By Bradley Barnes
Artist: Eagle Claw
Words aren’t always necessary in order to convey emotion or to tell a story. Classical music did just fine without vocals, and some of the most revered artists in jazz never had vocalists in their bands. The music itself can create a mood and atmosphere. Even in the heavy metal genre, there have been a number of bands over the course of the last couple of decades that have decided to buck tradition, and create sonic landscapes devoid of vocals. Austin’s mighty Eagle Claw are one such band, and have released a new journey in the sonic battlefield in the form of this year’s Vallis.
Eagle Claw have a wide variety of influences mixed into their sound, making categorizing them no easy task. While there are inevitably going to be comparisons to The Sword (whose bassist Bryan Richie even recorded Poacher, Eagle Claw’s first record), that’s really only one aspect of the band’s overall sound.

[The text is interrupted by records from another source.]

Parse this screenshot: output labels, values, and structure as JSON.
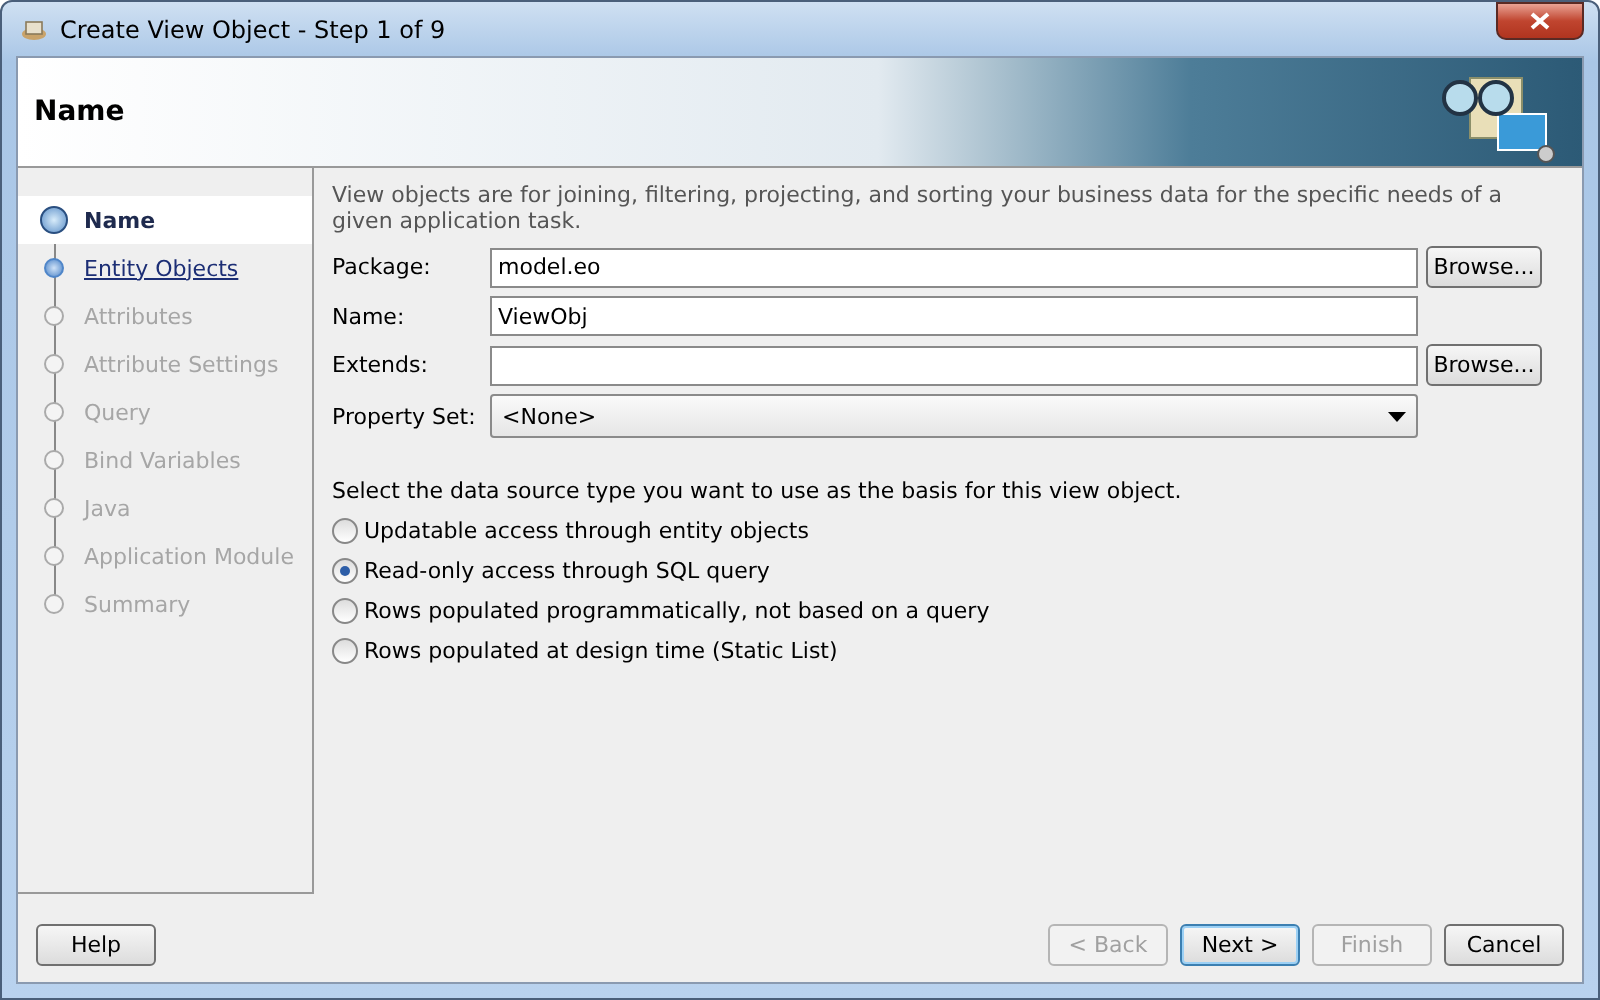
{
  "window": {
    "title": "Create View Object - Step 1 of 9"
  },
  "header": {
    "title": "Name"
  },
  "steps": [
    {
      "label": "Name",
      "selected": true,
      "disabled": false
    },
    {
      "label": "Entity Objects",
      "selected": false,
      "disabled": false
    },
    {
      "label": "Attributes",
      "selected": false,
      "disabled": true
    },
    {
      "label": "Attribute Settings",
      "selected": false,
      "disabled": true
    },
    {
      "label": "Query",
      "selected": false,
      "disabled": true
    },
    {
      "label": "Bind Variables",
      "selected": false,
      "disabled": true
    },
    {
      "label": "Java",
      "selected": false,
      "disabled": true
    },
    {
      "label": "Application Module",
      "selected": false,
      "disabled": true
    },
    {
      "label": "Summary",
      "selected": false,
      "disabled": true
    }
  ],
  "description": "View objects are for joining, filtering, projecting, and sorting your business data for the specific needs of a given application task.",
  "fields": [
    {
      "kind": "text",
      "label": "Package:",
      "value": "model.eo",
      "button": "Browse..."
    },
    {
      "kind": "text",
      "label": "Name:",
      "value": "ViewObj"
    },
    {
      "kind": "text",
      "label": "Extends:",
      "button": "Browse..."
    },
    {
      "kind": "select",
      "label": "Property Set:",
      "value": "<None>"
    }
  ],
  "source_prompt": "Select the data source type you want to use as the basis for this view object.",
  "source_options": [
    {
      "label": "Updatable access through entity objects",
      "selected": false
    },
    {
      "label": "Read-only access through SQL query",
      "selected": true
    },
    {
      "label": "Rows populated programmatically, not based on a query",
      "selected": false
    },
    {
      "label": "Rows populated at design time (Static List)",
      "selected": false
    }
  ],
  "buttons": [
    {
      "label": "Help",
      "disabled": false,
      "default": false
    },
    {
      "label": "< Back",
      "disabled": true,
      "default": false
    },
    {
      "label": "Next >",
      "disabled": false,
      "default": true
    },
    {
      "label": "Finish",
      "disabled": true,
      "default": false
    },
    {
      "label": "Cancel",
      "disabled": false,
      "default": false
    }
  ]
}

“Redness” starts things off with a melancholy, mostly-clean guitar tone with light synthesizers building up the atmosphere in the background – before giving away to the band’s trademark crunch. It doesn’t take long for arpeggiating riffs, odd time signatures and melodic lead guitar licks to kick in, pushing the music in a more progressive direction. It’s easy to simply place Eagle Claw in the stoner metal genre, but that’s not going to tell the whole story. “Olympus,” for instance, has a sludgy, doom metal vibe in its opening riff, while “Her Desher” sounds like classic speed metal from the ‘80s.
The word epic may very well be the most appropriate to describe the mood each and every track on Vallis elicits; as mentioned before, there are no vocals necessary, these tracks make you want to pick up an axe and dash headfirst into an ancient battlefield. “Phobos” is a particular standout track, with a sound that is reminiscent of equal parts Russian Circles, and Iron Maiden. The tastefully done overdubs give you plenty of meaty riffs to latch on to, while not sounding bloated or overproduced, with the twin guitar attack really given a lot of room to shine, while the bass and drums provide a hard-driving backbone.

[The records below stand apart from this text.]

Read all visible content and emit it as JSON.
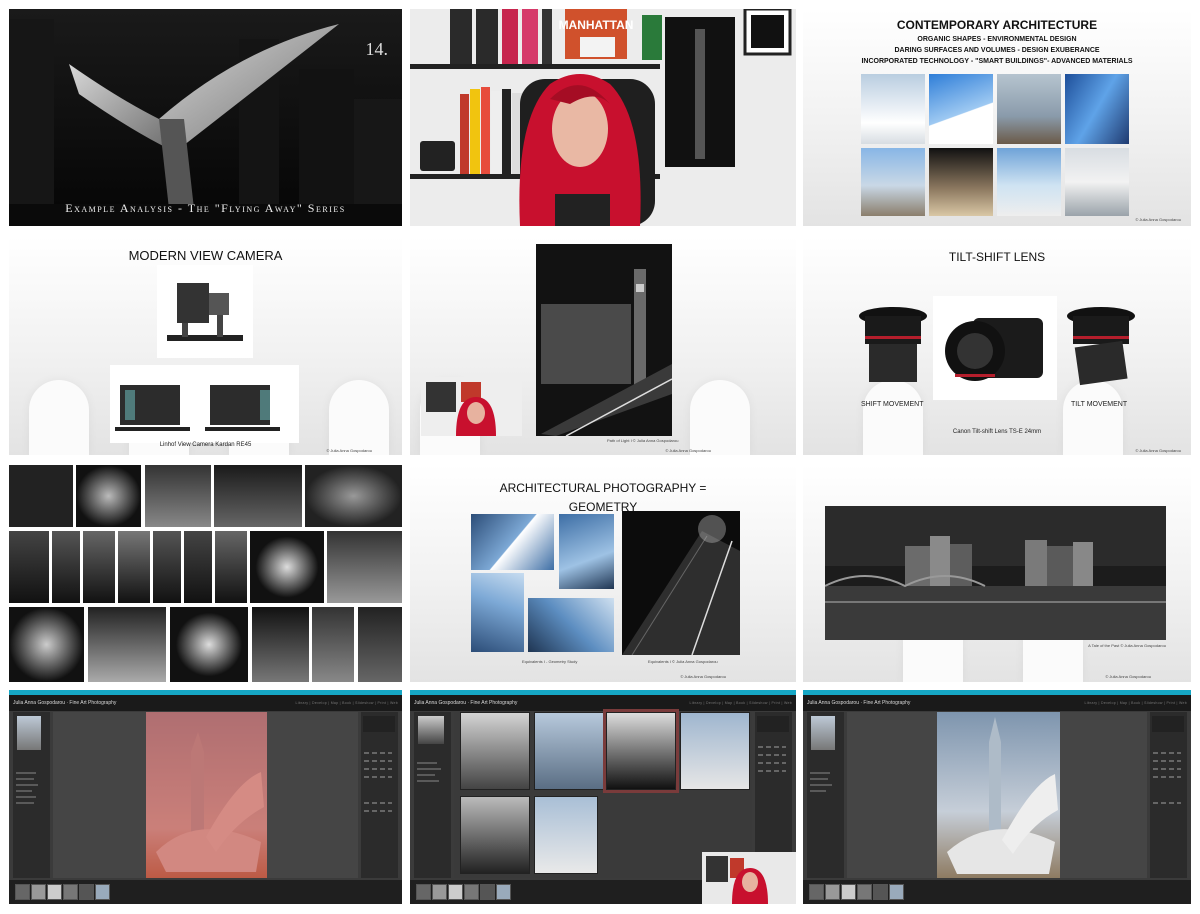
{
  "slides": {
    "intro": {
      "number": "14.",
      "caption": "Example Analysis - The \"Flying Away\" Series"
    },
    "contemporary": {
      "title": "CONTEMPORARY ARCHITECTURE",
      "lines": [
        "ORGANIC SHAPES - ENVIRONMENTAL DESIGN",
        "DARING SURFACES AND VOLUMES - DESIGN EXUBERANCE",
        "INCORPORATED TECHNOLOGY - \"SMART BUILDINGS\"- ADVANCED MATERIALS"
      ],
      "copyright": "© Julia Anna Gospodarou"
    },
    "view_camera": {
      "title": "MODERN VIEW CAMERA",
      "caption": "Linhof View Camera Kardan RE45",
      "copyright": "© Julia Anna Gospodarou"
    },
    "path_of_light": {
      "caption": "Path of Light I © Julia Anna Gospodarou",
      "copyright": "© Julia Anna Gospodarou"
    },
    "tilt_shift": {
      "title": "TILT-SHIFT LENS",
      "label_left": "SHIFT MOVEMENT",
      "label_right": "TILT MOVEMENT",
      "caption": "Canon Tilt-shift Lens TS-E 24mm",
      "copyright": "© Julia Anna Gospodarou"
    },
    "geometry": {
      "title": "ARCHITECTURAL PHOTOGRAPHY = GEOMETRY",
      "caption_left": "Equivalents I - Geometry Study",
      "caption_right": "Equivalents I © Julia Anna Gospodarou",
      "copyright": "© Julia Anna Gospodarou"
    },
    "amsterdam": {
      "caption": "A Tale of the Past © Julia Anna Gospodarou",
      "copyright": "© Julia Anna Gospodarou"
    }
  },
  "lightroom": {
    "brand": "Julia Anna Gospodarou · Fine Art Photography",
    "modules": "Library  |  Develop  |  Map  |  Book  |  Slideshow  |  Print  |  Web"
  },
  "colors": {
    "accent": "#16a7c5",
    "hair": "#c8102e",
    "overlay": "#c0392b"
  }
}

Repetitiveness is an easy pitfall for any band to fall into, and avoiding that is made even more difficult to avoid when said band is instrumental. Thankfully, Eagle Claw manage to sidestep that danger and make a thoroughly compelling listening experience from start to finish, with the heavy riffs repeated just enough to really get stuck in your head.
Not a single line overstays its welcome, with a great example being found on “Deimos,” which takes an already heavy riff, and adds a little something to it each time it repeats, changing the pace as it goes along. This particular track captures the mood of Vallis in a nutshell, and is a great track to check out in order to give you an idea of what you’re in for should you ever get the opportunity to see Eagle Claw.
Vallis is a mature record from a band that has carved quite a niche for themselves in the metal scene, both on a local and international level. If you like tasty riffs, but wish that pesky vocalist would shut up for a second so you can enjoy them, Eagle Claw has you covered. I would recommend this for fans of Russian Circles, The Sword, and the twin-guitar attack of Iron Maiden.